**INSTRUCTIONS TO FOLLOW**
Please report every line in the entries that contains the string "icon".

Start of SOURCE MATERIAL

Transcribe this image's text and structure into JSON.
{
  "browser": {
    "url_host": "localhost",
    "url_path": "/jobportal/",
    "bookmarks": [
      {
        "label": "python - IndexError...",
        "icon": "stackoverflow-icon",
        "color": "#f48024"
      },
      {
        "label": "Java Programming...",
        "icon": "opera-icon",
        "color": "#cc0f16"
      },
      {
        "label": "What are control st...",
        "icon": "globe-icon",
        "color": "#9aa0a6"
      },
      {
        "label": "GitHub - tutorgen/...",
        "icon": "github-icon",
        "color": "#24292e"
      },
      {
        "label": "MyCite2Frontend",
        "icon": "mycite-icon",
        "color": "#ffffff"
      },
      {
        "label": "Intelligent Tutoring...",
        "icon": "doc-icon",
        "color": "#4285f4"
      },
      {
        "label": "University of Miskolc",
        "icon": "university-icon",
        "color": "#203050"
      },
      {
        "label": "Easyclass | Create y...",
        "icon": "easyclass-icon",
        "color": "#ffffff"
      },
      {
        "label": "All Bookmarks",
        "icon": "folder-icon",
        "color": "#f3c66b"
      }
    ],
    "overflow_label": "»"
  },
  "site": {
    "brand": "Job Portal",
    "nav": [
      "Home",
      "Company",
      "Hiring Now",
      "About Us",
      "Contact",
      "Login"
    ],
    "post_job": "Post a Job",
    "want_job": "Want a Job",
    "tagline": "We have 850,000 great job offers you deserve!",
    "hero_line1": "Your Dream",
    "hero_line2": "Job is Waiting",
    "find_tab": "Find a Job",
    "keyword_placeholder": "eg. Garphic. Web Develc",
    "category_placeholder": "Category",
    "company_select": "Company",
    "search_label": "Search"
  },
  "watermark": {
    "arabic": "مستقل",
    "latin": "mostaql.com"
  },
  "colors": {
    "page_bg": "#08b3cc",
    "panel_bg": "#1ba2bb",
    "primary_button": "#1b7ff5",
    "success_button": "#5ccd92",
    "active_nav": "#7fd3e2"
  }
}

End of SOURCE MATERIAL

**ANSWER TO THE EXERCISE**
        "icon": "stackoverflow-icon",
        "icon": "opera-icon",
        "icon": "globe-icon",
        "icon": "github-icon",
        "icon": "mycite-icon",
        "icon": "doc-icon",
        "icon": "university-icon",
        "icon": "easyclass-icon",
        "icon": "folder-icon",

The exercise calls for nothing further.